The thin mylar diaphragm vibrates by being attracted to the + or - stator, producing music.  Over time, the conductive coating may lose its effectiveness or actually separate from the diaphragm. Dirt, dust, and bugs can find their way between the diaphragm and the stators.  Bugs at nighttime can be quite entertaining with a light show as they are electrocuted...but this may cause a burnt hole in the diaphragm. The ML's should be well insulated to prevent this?

The stators are usually trouble free, unless they somehow lose their insulation or bent too close to the diaphragm.

These are items that may go wrong but most likely will not.  Hope this helps a bit.  Look into the forums for the real experts, though!



Do the speakers sound good in stereo set to full range? If so you’ve obviously got no issue and it’s all in the crossover. Also, when income allows don’t get an amp — get a stereo integrated amp.  Getting the Denon’s preamp outta the picture for stereo listening is at least as important as upgrading the amp if not more. The preamp section of your AVR sucks — they pretty much all do — and the preamp is crucial to get the best performance out of a system. Just my $0.02 FWIW.

This is always a good read when considering amplifiers for ESLs...


For stereo music a proper line stage preamplifier is always the best way forward...  And of course the proper paradigm amplifier for the type of speakers used...

Good luck in you choices...

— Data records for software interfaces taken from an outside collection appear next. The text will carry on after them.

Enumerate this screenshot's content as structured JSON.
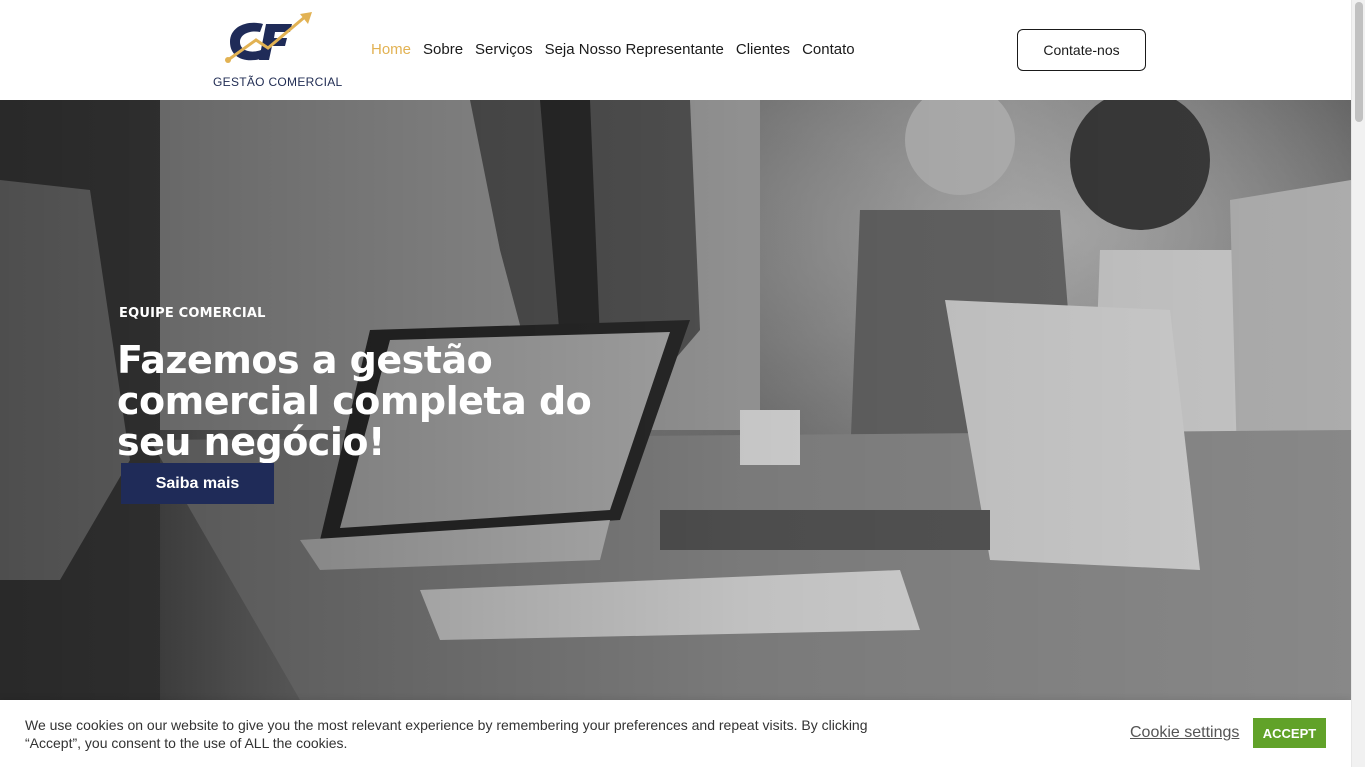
{
  "header": {
    "logo_text": "GESTÃO COMERCIAL",
    "nav": [
      {
        "label": "Home",
        "active": true
      },
      {
        "label": "Sobre",
        "active": false
      },
      {
        "label": "Serviços",
        "active": false
      },
      {
        "label": "Seja Nosso Representante",
        "active": false
      },
      {
        "label": "Clientes",
        "active": false
      },
      {
        "label": "Contato",
        "active": false
      }
    ],
    "cta_label": "Contate-nos"
  },
  "hero": {
    "eyebrow": "EQUIPE COMERCIAL",
    "headline": "Fazemos a gestão comercial completa do seu negócio!",
    "button_label": "Saiba mais"
  },
  "cookie": {
    "text": "We use cookies on our website to give you the most relevant experience by remembering your preferences and repeat visits. By clicking “Accept”, you consent to the use of ALL the cookies.",
    "settings_label": "Cookie settings",
    "accept_label": "ACCEPT"
  },
  "colors": {
    "accent": "#e2b253",
    "brand_navy": "#1f2b58",
    "accept_green": "#61a229"
  }
}
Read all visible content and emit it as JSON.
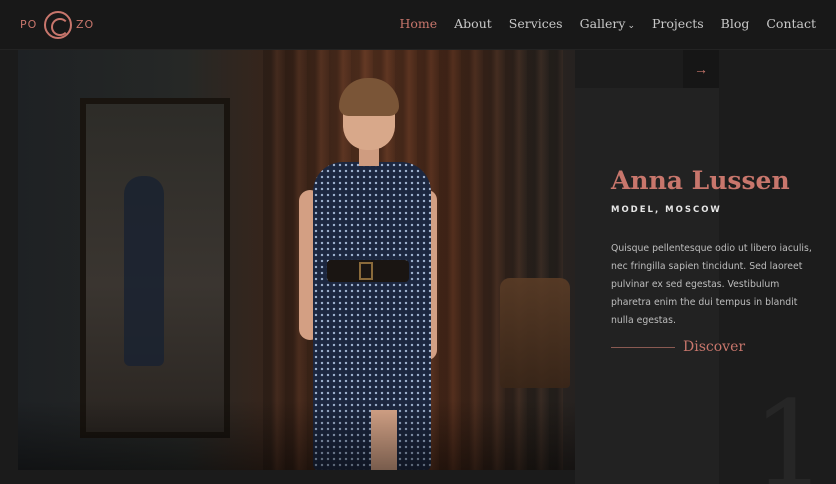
{
  "logo": {
    "left": "PO",
    "right": "ZO"
  },
  "nav": {
    "items": [
      {
        "label": "Home",
        "active": true
      },
      {
        "label": "About"
      },
      {
        "label": "Services"
      },
      {
        "label": "Gallery",
        "has_dropdown": true
      },
      {
        "label": "Projects"
      },
      {
        "label": "Blog"
      },
      {
        "label": "Contact"
      }
    ]
  },
  "hero": {
    "arrow_icon": "→",
    "name": "Anna Lussen",
    "role": "MODEL, MOSCOW",
    "description": "Quisque pellentesque odio ut libero iaculis, nec fringilla sapien tincidunt. Sed laoreet pulvinar ex sed egestas. Vestibulum pharetra enim the dui tempus in blandit nulla egestas.",
    "cta": "Discover",
    "slide_number": "1"
  },
  "colors": {
    "accent": "#c8766c",
    "background": "#1b1b1b",
    "panel": "#1c1c1c"
  }
}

All things suffer from entropy and degrade with time. E-statics are one of the more fragile designs in loudspeakers. The panels are plastic the electrical parts that energize the panels all break down a bit faster than in conventional dynamic designs they also attract dust another longevity killer they can arc causing burns in diaphragms and stators. If you want a timeless loudspeaker that can last generations look into horns. I have horn speakers from the 1940s that still meet the specs and work wonderfully. Or plan on repairs from time to time and enjoy your panels.

My receiver won’t utilize the subwoofer if the main speakers are set to stereo mode and large speakers. Setting them to small, tells the receiver to use the sub for low frequencies and thus reduces the draw from the speakers. My receiver is biamping the speakers at 150w per channel x2 per speaker, but it’s only 8ohm stable. It can do 6ohm above 1k frequency. I think these speakers can pull as low as 2ohm, so it’s just too much for the receiver to handle. This is why I need to eventually get a new amp when I can afford it.

@maverick3n1 The 1 Ohm impedance occurs at 20KHz where there is hardly any musical energy so your receiver will be fine. The speaker is higher impedance where there is more music energy, such as in the bass region.

When ESLs fail they have several symptoms. One is low volume which can be caused by a power supply failure. Buzzing and flapping is another due to tears in the diaphragm. Arcing (which might sound like a loud background hiss or actual sparking) is caused by too much power or excessive exposure to dust and moisture (possibly in the form of humidity); once that happens the panel can continue to arc, leading to failure of the membrane. They can degrade slowly or quite quickly depending on how they are treated. An underpowered receiver won’t be able to damage the speaker.